As we approach the new year and reflect on the radical changes occurring over the last 18 months, recruiting top talent and retaining key employees remains a significant challenge for many businesses. For that reason, many business owners are exploring additional tools and options to attract new talent and keep key employees.
One of these tools is a phantom equity plan. A phantom equity plan offers a business significant flexibility while at the same time giving an employee something of value that is intrinsically tied to the growth of the business. Phantom equity plans provide an employee some, but not all, of the benefits of being an equity holder without the complexity, additional documentation, and voting rights typically associated with equity ownership. These benefits may include: (1) receiving distributions or dividends when such benefits are paid to equity holders, (2) payments upon a sale of the company, or (3) payments upon retirement or separation of employment.
In exchange for providing an employee these added benefits, businesses realize several advantages. First, an employee feels rewarded when they are offered phantom equity, while at the same time creatively aligning an employee’s financial goals with the business’s success. Second, the terms of a phantom equity plan can be carefully crafted to ensure an employee continues working for a business before earning any financial benefit from a phantom equity plan. Finally, businesses can require that an employee execute updated non-compete and non-solicitation covenants that will be more defensible because the employee is receiving a significant added value (e.g., potential payments under the phantom equity plan) in exchange for signing the restrictive covenants.

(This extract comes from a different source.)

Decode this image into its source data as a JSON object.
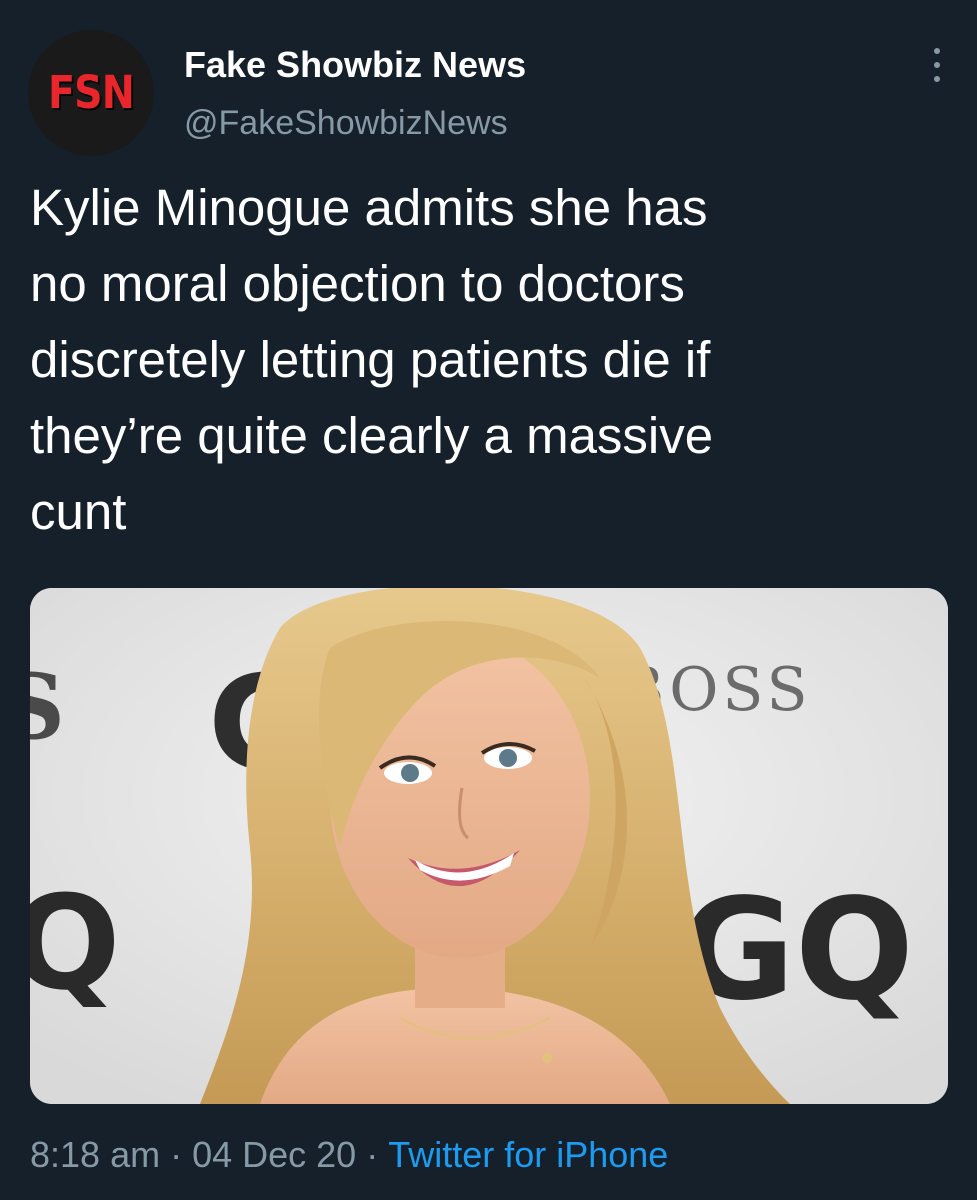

While these programs are “simpler” by nature, businesses must still prepare these plans and administer them in compliance with the IRS code and other applicable statutes and regulations. The attorneys at Levin Ginsburg can help design, implement, and prepare a phantom equity plan that is a good fit for your business to allow you to recruit top talent and retain key employees. For additional help navigating these issues, feel free to contact Walker R. Lawrence, a partner in the employment law practice at Levin Ginsburg, at email@example.com, or (312) 368-0110.
John Smith owned a small manufacturing business. One day he received a call from one of his competitors who said he was interested in buying John’s business. John was now 75 and this seemed like the perfect opportunity for him to retire and have that “nest egg” for him live comfortably in retirement.

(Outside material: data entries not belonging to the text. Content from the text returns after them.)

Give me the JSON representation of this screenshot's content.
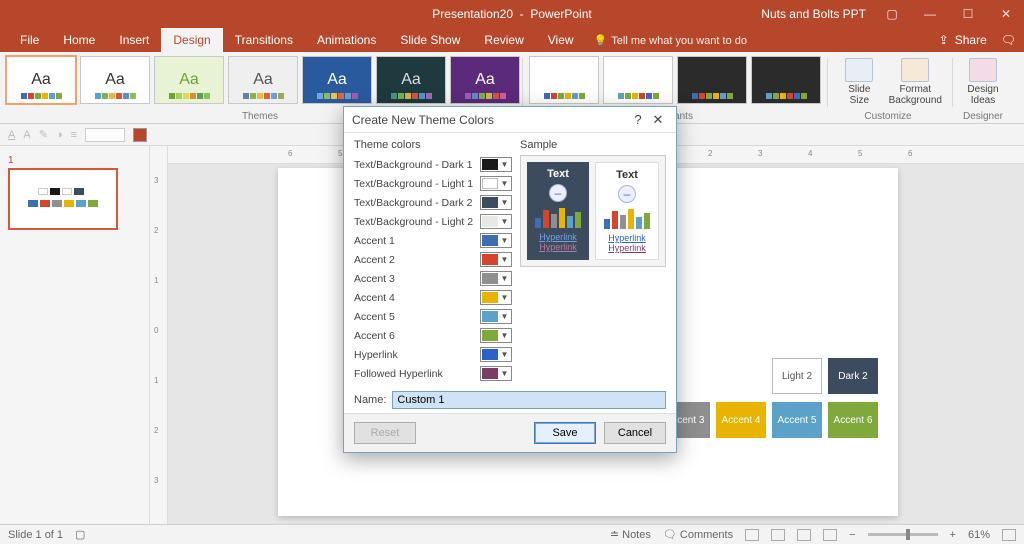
{
  "titlebar": {
    "doc": "Presentation20",
    "app": "PowerPoint",
    "account": "Nuts and Bolts PPT"
  },
  "tabs": {
    "file": "File",
    "home": "Home",
    "insert": "Insert",
    "design": "Design",
    "transitions": "Transitions",
    "animations": "Animations",
    "slideshow": "Slide Show",
    "review": "Review",
    "view": "View",
    "tellme": "Tell me what you want to do",
    "share": "Share"
  },
  "ribbon": {
    "themes_label": "Themes",
    "variants_label": "Variants",
    "slidesize": "Slide\nSize",
    "formatbg": "Format\nBackground",
    "designideas": "Design\nIdeas",
    "customize": "Customize",
    "designer": "Designer"
  },
  "themes": [
    {
      "bg": "#ffffff",
      "fg": "#333",
      "colors": [
        "#3d6db5",
        "#d6452b",
        "#7fa93a",
        "#e8b400",
        "#5aa2c9",
        "#7fa93a"
      ]
    },
    {
      "bg": "#ffffff",
      "fg": "#333",
      "colors": [
        "#59a1cf",
        "#7fb24a",
        "#e6b83b",
        "#d25b3e",
        "#5b8ec9",
        "#8bbf58"
      ]
    },
    {
      "bg": "#e8f3d6",
      "fg": "#6ca32b",
      "colors": [
        "#6ca32b",
        "#a8ce5b",
        "#e6d84a",
        "#d28f3b",
        "#5b9e52",
        "#8bbf58"
      ]
    },
    {
      "bg": "#efefef",
      "fg": "#555",
      "colors": [
        "#5b80b3",
        "#8fae4c",
        "#e3bb45",
        "#d2643e",
        "#6f9ecb",
        "#9fa84c"
      ]
    },
    {
      "bg": "#2a5a9e",
      "fg": "#fff",
      "pattern": true,
      "colors": [
        "#6fa8d8",
        "#8dbb5a",
        "#e7c552",
        "#d86a47",
        "#6f9ecb",
        "#a25bb6"
      ]
    },
    {
      "bg": "#1f3a3f",
      "fg": "#ddd",
      "colors": [
        "#4a8f8a",
        "#7fae4c",
        "#d6b545",
        "#c95b3e",
        "#5b8ec9",
        "#9f6bb6"
      ]
    },
    {
      "bg": "#5b2a7a",
      "fg": "#fff",
      "colors": [
        "#a25bb6",
        "#5b8ec9",
        "#7fae4c",
        "#d6b545",
        "#c95b3e",
        "#d65ba2"
      ]
    }
  ],
  "variants": [
    {
      "bg": "#ffffff",
      "colors": [
        "#3d6db5",
        "#d6452b",
        "#7fa93a",
        "#e8b400",
        "#5aa2c9",
        "#7fa93a"
      ]
    },
    {
      "bg": "#ffffff",
      "colors": [
        "#5aa2c9",
        "#7fa93a",
        "#e8b400",
        "#d6452b",
        "#3d6db5",
        "#7fa93a"
      ]
    },
    {
      "bg": "#2b2b2b",
      "colors": [
        "#3d6db5",
        "#d6452b",
        "#7fa93a",
        "#e8b400",
        "#5aa2c9",
        "#7fa93a"
      ]
    },
    {
      "bg": "#2b2b2b",
      "colors": [
        "#5aa2c9",
        "#7fa93a",
        "#e8b400",
        "#d6452b",
        "#3d6db5",
        "#7fa93a"
      ]
    }
  ],
  "dialog": {
    "title": "Create New Theme Colors",
    "help": "?",
    "themecolors_hdr": "Theme colors",
    "sample_hdr": "Sample",
    "rows": [
      {
        "label": "Text/Background - Dark 1",
        "color": "#1a1a1a"
      },
      {
        "label": "Text/Background - Light 1",
        "color": "#ffffff"
      },
      {
        "label": "Text/Background - Dark 2",
        "color": "#3d4b5e"
      },
      {
        "label": "Text/Background - Light 2",
        "color": "#e8e8e4"
      },
      {
        "label": "Accent 1",
        "color": "#3d6db5"
      },
      {
        "label": "Accent 2",
        "color": "#d6452b"
      },
      {
        "label": "Accent 3",
        "color": "#8f8f8f"
      },
      {
        "label": "Accent 4",
        "color": "#e8b400"
      },
      {
        "label": "Accent 5",
        "color": "#5aa2c9"
      },
      {
        "label": "Accent 6",
        "color": "#7fa93a"
      },
      {
        "label": "Hyperlink",
        "color": "#2a62c9"
      },
      {
        "label": "Followed Hyperlink",
        "color": "#7a3d66"
      }
    ],
    "sample_text": "Text",
    "sample_hyper": "Hyperlink",
    "name_label": "Name:",
    "name_value": "Custom 1",
    "reset": "Reset",
    "save": "Save",
    "cancel": "Cancel"
  },
  "slide_tiles": {
    "row1": [
      {
        "label": "Light 2",
        "bg": "#ffffff",
        "fg": "#555",
        "border": "#bbb"
      },
      {
        "label": "Dark 2",
        "bg": "#3d4b5e",
        "fg": "#fff"
      }
    ],
    "row2": [
      {
        "label": "Accent 3",
        "bg": "#8f8f8f"
      },
      {
        "label": "Accent 4",
        "bg": "#e8b400"
      },
      {
        "label": "Accent 5",
        "bg": "#5aa2c9"
      },
      {
        "label": "Accent 6",
        "bg": "#7fa93a"
      }
    ]
  },
  "status": {
    "slide": "Slide 1 of 1",
    "notes": "Notes",
    "comments": "Comments",
    "zoom": "61%"
  }
}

John met with the buyer and they discussed, in general, John’s business. After the meeting, the buyer presented a letter of intent to John, which proposed a purchase price of $10,000,000, subject to the buyer’s due diligence investigation of John’s business. John felt pleased with the letter of intent and signed and returned it to the buyer.
During a long and protracted (and quite thorough) due diligence, the buyer and his accountants and lawyers examined the business and its books and records. Based upon their examination, they advised the buyer of various legal and financial risks that John’s business was exposed to and which could become issues that the buyer would have to face.
John could not produce all of his current contracts with his customers. The contracts which he had contained provisions which could cause the contracts to be terminated upon a sale of the business or a transfer of the ownership of the business. Their key employees had no employment agreements and could compete with the business once they terminated employment. The leases for the business’s facilities could not be assigned.
Despite the issues with the business, the buyer was still interested in purchasing the business. The bad news was that the revised purchase price was to be $8,500,000 with a significant portion to be held in escrow pending resolution of various legal issues.
The above scenario is very common with small business owners. Bigger companies who regularly acquire smaller companies are “professionals” in the acquisition business. They know exactly what to look for and they know how to “string the seller along” until they present a reduced offer which most sellers feel they have to accept.
If you are thinking of selling your business, make sure that your business is ready to be sold and that you have copies of all contracts and leases and that you understand what they provide and how they will be affected upon a sale. Have written employment agreements with all your “key employees.” Pay attention to your inventory, your accounts receivable and other assets which “drive the sales price.” Protect your intellectual property by obtaining patents, to the extent applicable, and trademarks.
If you are considering selling your business and would like a “legal check-up,” please do not hesitate to contact:
Morris Saunders at:
firstname.lastname@example.org or 312-368-0100.